I was astonished by the Gobeklitepe temples when I first saw them. The oldest temples in the world found so far, they are 7,000 years older than the Egyptian pyramids. Their discovery in 1996 in Urfa, Turkey, changed everything we knew about history and challenged the way we understood human civilization. This striking truth, and the way it forced me to rethink human history from another perspective, drove me to write this novel.
My story starts in Milas, on the Aegean, where the ancient Carian, Greek, Roman, Byzantine, and Ottoman civilizations once flourished. And it ends in Gobeklitepe, in the Fertile Crescent that nurtured thousands of civilizations. East and west are united at Gobeklitepe, where no human is different from any other.
Gobeklitepe is thought to be the first place where we as humans realized that our power was superior to that of other species, where we started a journey that ended with the loss of our integrity towards nature and towards ourselves. Every human journey in search of truth and existence passes through Gobeklitepe, where the first crops were domesticated and human evolution reached a turning point. The hunters and gatherers of the Gobeklitepe temples whisper the story of humanity, when our faith changed irreversibly as agriculture alienated us from earth even as we depended more and more on it. For those who ask how and where we started, the temples awakened from their millenia-long sleep to remind us that we are not the masters of the universe, only a part of it, and as humans we are all one. The symbols carved on the magnificent stelae tell us a different history… so I followed this call.
The historical happenings in this story are all real, though I had to make some changes to accommodate the story’s structure. Readers can find a detailed explanation of these changes in the author’s note at the end of the book.

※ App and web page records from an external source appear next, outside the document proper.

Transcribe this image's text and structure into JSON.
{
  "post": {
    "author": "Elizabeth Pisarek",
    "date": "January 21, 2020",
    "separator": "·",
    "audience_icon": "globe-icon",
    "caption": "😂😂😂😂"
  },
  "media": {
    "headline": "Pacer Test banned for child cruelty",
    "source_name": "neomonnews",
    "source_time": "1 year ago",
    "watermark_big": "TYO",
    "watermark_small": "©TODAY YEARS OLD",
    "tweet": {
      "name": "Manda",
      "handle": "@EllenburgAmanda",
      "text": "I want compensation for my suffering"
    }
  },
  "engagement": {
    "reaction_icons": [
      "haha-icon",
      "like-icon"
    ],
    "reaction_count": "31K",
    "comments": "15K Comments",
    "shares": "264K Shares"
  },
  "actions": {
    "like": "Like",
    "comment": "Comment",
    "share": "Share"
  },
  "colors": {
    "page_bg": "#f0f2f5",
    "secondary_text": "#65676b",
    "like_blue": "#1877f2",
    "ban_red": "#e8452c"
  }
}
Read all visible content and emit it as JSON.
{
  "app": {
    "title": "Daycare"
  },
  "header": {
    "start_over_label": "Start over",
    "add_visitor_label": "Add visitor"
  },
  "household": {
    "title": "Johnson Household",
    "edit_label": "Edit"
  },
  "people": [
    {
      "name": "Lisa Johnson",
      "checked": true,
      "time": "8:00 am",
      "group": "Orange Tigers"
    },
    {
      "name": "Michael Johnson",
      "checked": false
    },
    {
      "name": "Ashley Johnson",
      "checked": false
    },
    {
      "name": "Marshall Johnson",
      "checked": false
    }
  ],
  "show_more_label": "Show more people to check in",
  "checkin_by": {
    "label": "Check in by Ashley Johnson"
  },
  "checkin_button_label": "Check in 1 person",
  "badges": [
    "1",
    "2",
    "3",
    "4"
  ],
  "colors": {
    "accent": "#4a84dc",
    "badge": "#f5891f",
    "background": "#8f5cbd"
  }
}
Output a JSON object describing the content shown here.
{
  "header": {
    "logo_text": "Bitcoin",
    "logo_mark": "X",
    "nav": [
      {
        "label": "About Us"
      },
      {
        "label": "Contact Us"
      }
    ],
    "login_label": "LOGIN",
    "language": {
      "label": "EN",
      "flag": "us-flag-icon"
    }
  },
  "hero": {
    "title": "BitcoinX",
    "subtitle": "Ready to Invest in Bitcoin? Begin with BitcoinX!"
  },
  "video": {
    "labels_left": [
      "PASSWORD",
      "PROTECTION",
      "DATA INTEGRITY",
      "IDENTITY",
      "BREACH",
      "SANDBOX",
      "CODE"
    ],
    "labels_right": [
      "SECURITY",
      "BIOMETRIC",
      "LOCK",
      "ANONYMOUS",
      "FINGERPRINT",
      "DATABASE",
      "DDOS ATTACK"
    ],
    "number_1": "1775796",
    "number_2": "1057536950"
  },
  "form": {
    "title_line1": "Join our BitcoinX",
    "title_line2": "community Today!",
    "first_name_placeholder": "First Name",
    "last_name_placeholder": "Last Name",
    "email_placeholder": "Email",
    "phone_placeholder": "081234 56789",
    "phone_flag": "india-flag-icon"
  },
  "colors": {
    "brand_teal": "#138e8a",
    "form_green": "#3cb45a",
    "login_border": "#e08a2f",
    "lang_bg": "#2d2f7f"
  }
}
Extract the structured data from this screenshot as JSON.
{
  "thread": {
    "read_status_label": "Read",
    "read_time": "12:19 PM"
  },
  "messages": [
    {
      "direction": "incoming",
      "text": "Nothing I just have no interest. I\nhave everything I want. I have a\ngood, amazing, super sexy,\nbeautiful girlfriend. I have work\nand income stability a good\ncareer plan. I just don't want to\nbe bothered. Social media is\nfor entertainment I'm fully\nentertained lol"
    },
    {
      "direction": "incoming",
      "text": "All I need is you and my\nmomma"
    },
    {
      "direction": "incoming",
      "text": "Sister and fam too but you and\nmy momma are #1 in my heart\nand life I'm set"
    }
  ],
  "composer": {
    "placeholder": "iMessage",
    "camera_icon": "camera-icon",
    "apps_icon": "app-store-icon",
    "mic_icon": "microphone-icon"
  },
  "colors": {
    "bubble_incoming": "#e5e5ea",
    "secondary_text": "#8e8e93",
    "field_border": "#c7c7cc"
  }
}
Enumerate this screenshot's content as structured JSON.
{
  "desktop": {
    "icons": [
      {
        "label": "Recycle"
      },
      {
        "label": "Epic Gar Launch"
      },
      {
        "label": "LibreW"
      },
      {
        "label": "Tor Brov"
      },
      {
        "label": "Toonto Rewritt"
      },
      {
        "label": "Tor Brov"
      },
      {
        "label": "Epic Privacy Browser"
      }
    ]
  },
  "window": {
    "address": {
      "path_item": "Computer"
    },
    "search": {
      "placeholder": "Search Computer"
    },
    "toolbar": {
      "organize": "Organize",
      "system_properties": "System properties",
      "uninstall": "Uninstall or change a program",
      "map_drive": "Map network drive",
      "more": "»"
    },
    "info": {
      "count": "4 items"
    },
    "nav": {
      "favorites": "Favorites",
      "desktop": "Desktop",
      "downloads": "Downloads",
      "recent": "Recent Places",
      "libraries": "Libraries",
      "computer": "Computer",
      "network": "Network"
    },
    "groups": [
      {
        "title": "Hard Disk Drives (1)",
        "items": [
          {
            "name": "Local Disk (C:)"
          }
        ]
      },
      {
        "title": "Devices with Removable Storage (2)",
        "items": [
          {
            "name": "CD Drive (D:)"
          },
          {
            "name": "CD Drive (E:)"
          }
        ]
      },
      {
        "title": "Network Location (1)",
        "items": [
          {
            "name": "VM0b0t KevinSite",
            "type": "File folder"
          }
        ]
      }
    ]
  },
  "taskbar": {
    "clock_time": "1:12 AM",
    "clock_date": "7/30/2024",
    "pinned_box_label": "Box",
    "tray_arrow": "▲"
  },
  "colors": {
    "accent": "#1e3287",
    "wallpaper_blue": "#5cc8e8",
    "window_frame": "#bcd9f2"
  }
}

My story revolves around people with long distances in space and time between them. I’ve therefore included a historical chronology, a family tree starting from Abraham, and a map showing the locations of the ancient cities in the story. For non-Turkish readers, who may have some diffculty remembering Turkish names, I have also added a character list. For readers interested in beginning their own journey into an understanding of Gobeklitepe and its history, there is a bibliography at the end of the book. And for a photo gallery of the real places where the story takes place, please visit https://yoncaeldener.wordpress.com